200 steps for motor, multiplied by 8 microsteps for drive =1,600 per motor rev, assuming no gearing between motors and screw the pulses needed to turn the scrw one rev would be the same. So one rev of the screw moves the axis 2.54mm and it takes 1,600 pulses to do that so 1,600/2.54 is 629.92125965 which is the amount of pulses (steps) required per unit (mm in this case)


Hood



sorry for asking but im nwe in this and i want to learn, how to get the info if my machine doesnt have leadscrew, my machine have rack and pinion and a reducer gear box, how do i get the tpi or the number to get my math going? in order to use the calculator.

Thanks for the time
Re: steps per calculation (Help with)
« Reply #11 on: June 01, 2018, 03:01:58 PM »
Hi,
you'll need the following:
1) the pitch of the rack
2) the reduction ratio of the geabox
3) the bely reduction from the stepper to the gearbox, if there is one.
4) the microstepping you are applying.

Craig
My wife left with my best friend...
     and I miss him!
Re: steps per calculation (Help with)
« Reply #12 on: June 01, 2018, 03:07:37 PM »
thanks a lot for your fast reply, let me confirm that dsta and ill let you know,the ratio im still confirmthat and the driver is leadshine driver im searching for the model so i can know the microstepping

sorry for this but pith of the track do you mean the number of teeth in an inch in the rack right? and what do you mean with bely redution? if my reducer gear box have a belt? or something.
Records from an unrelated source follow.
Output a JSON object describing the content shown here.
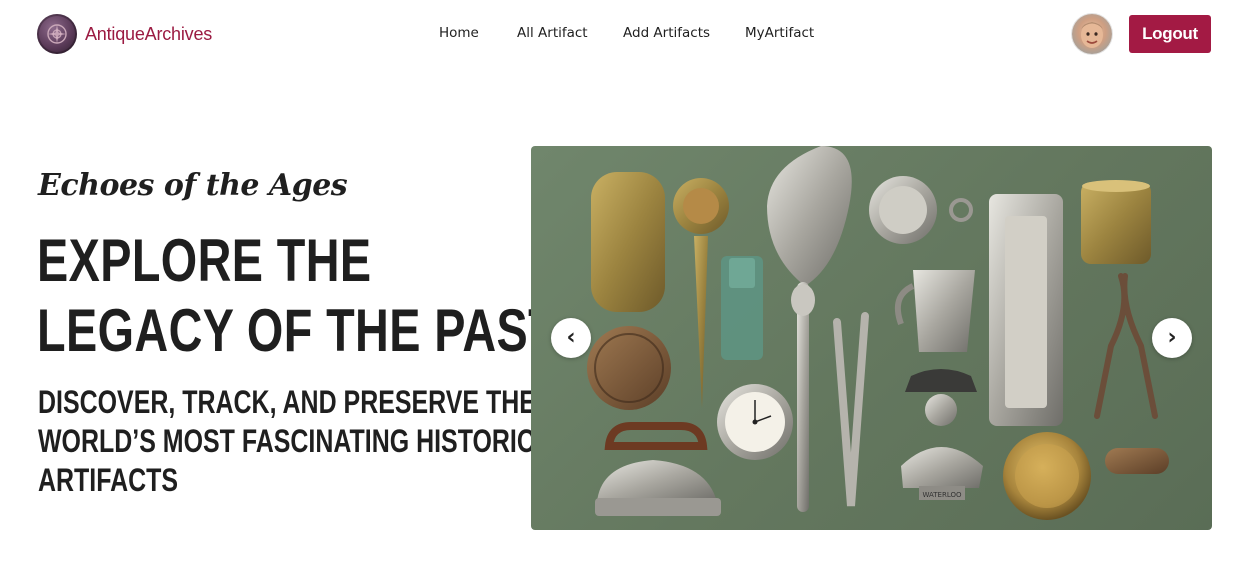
{
  "brand": {
    "name": "AntiqueArchives",
    "logo_icon": "compass-emblem-icon"
  },
  "nav": {
    "items": [
      {
        "label": "Home"
      },
      {
        "label": "All Artifact"
      },
      {
        "label": "Add Artifacts"
      },
      {
        "label": "MyArtifact"
      }
    ]
  },
  "user": {
    "avatar_icon": "user-avatar",
    "logout_label": "Logout"
  },
  "hero": {
    "tagline": "Echoes of the Ages",
    "headline_lines": [
      "EXPLORE THE",
      "LEGACY OF THE PAST"
    ],
    "subheadline_lines": [
      "DISCOVER, TRACK, AND PRESERVE THE",
      "WORLD’S MOST FASCINATING HISTORICAL",
      "ARTIFACTS"
    ]
  },
  "carousel": {
    "prev_icon": "chevron-left-icon",
    "next_icon": "chevron-right-icon",
    "prev_glyph": "‹",
    "next_glyph": "›",
    "slide_image": "antique-artifacts-flatlay",
    "bust_plaque_text": "WATERLOO"
  },
  "colors": {
    "accent": "#a31a44",
    "brand_text": "#9b1b42",
    "carousel_bg": "#6a7f66",
    "text": "#1f1f1f"
  }
}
Again sorry for the question, i just want it to learn more abouth this.
Re: steps per calculation (Help with)
« Reply #13 on: June 01, 2018, 03:43:13 PM »
Hi,
with most drivers you decide what microstepping you want and apply it by flicking Dip switches on the drive. About 8 or 16 microsteps is about right, that means
that it would take 1600 or 3200 pulses to cause the stepper to rotate one complete revolution.

The pitch of the rack is exactly that, so many teeth per inch or 1.5mm between teeth some such measurement.

If the stepper is hooked direct to the input shaft of the gearbox then don't worry about the belt reduction, you don't have it.

Craig
My wife left with my best friend...
     and I miss him!
Re: steps per calculation (Help with)
« Reply #14 on: June 01, 2018, 03:48:15 PM »
Thanks again, let me confirm the data of what you told me and i will post it here but again thanks for the fast reply.
Re: steps per calculation (Help with)
« Reply #15 on: June 01, 2018, 04:27:03 PM »
may i ask you another question, if my machine is in metric, the tpi need to be divided in 25.4 in order to get the tpi in metric right? so if i get 2540 tpi will be 100 mm steps per in metric, am i correct?

Re: steps per calculation (Help with)
« Reply #16 on: June 01, 2018, 04:40:39 PM »
Hi,
may I suggest that you get the most accurate data you can and we can convert that to whatever is needed thereafter.

For instance you may have a manufacturers specification, say  8 teeth per inch, or maybe a pitch of 2.34mm or whatever. If its manufacturer supplied it is likely
accurate and prevents you making a measurement error.

In absence of manufacturers information you are going to have to measure it.

I would suggest taking a marker and marking the tip of a tooth. Then count ten 'gaps' and mark the tip of the tooth that bounds those ten gaps. Then measure
the distance between the marked teeth. The pitch will be (distance in mm)/10.5

Craig
My wife left with my best friend...
     and I miss him!
Re: steps per calculation (Help with)
« Reply #17 on: June 01, 2018, 04:48:31 PM »
Hi,
tpi, or threads (or teeth) per inch was and still is a common way to specify threads and gears in inch units.

The norm in metric units is pitch, which is the distance between adjacent threads.

Both are a measure of the same thing but expressed in exactly opposite ways and causes a lot of confusion.

Imperial:  number of features in a given distance
Metric:     distance between adjacent features

I'm happy with either but what is important is that it be accurate.

Craig
My wife left with my best friend...
     and I miss him!